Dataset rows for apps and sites
==========

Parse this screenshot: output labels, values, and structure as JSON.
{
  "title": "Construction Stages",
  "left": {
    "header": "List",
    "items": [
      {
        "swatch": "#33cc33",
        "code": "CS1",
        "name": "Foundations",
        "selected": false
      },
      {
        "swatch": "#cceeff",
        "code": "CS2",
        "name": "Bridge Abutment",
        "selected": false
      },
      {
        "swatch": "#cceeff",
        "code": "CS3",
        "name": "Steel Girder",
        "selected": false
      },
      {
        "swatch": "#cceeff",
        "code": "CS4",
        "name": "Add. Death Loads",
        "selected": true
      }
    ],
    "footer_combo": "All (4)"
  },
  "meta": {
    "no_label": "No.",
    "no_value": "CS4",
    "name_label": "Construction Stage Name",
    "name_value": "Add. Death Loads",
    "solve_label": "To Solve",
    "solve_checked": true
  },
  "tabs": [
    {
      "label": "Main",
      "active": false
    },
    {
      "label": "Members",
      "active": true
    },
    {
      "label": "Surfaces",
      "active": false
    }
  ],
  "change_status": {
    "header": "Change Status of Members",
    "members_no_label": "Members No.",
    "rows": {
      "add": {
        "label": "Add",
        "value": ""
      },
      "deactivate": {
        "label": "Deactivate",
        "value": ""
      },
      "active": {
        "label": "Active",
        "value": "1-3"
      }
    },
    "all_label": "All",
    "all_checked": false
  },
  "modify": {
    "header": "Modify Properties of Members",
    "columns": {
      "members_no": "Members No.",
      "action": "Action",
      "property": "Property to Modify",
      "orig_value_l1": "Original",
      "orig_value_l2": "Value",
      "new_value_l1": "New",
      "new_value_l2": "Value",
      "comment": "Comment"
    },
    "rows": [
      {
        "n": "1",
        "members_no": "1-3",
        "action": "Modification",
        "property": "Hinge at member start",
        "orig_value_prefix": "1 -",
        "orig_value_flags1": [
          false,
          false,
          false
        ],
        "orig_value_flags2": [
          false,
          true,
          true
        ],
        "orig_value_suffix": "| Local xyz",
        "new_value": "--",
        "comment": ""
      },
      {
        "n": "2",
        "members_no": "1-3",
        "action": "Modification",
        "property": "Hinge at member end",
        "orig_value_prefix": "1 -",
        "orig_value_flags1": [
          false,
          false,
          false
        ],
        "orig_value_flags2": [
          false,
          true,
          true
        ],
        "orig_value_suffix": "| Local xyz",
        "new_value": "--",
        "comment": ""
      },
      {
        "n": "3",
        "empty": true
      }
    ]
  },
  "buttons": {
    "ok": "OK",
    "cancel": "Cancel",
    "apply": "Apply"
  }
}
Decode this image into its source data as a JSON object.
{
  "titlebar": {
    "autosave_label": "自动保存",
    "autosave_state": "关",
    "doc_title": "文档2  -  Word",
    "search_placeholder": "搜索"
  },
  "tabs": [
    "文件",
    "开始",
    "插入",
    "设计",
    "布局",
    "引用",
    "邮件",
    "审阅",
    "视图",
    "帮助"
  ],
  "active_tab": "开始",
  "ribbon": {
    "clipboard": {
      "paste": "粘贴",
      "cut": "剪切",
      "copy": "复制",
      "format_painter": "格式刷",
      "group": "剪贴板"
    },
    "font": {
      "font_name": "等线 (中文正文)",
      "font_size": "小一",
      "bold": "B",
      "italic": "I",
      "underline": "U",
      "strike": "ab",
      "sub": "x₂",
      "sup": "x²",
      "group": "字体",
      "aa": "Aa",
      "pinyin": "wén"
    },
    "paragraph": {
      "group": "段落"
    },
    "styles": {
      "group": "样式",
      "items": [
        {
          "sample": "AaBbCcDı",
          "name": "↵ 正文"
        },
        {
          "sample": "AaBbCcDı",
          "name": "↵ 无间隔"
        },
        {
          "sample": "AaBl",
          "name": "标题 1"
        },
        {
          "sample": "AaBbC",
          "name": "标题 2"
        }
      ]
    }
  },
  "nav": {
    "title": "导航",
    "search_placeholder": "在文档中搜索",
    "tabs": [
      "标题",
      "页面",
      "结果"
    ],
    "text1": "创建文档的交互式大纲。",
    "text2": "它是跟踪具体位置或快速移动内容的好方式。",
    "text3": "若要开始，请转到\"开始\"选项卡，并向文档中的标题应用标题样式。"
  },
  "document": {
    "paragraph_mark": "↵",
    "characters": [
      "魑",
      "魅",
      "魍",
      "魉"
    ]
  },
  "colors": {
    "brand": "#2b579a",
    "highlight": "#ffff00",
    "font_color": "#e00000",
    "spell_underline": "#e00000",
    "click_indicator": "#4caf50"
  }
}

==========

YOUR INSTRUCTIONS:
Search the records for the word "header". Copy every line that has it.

ANSWER TO THIS EXERCISE:
    "header": "List",
    "header": "Change Status of Members",
    "header": "Modify Properties of Members",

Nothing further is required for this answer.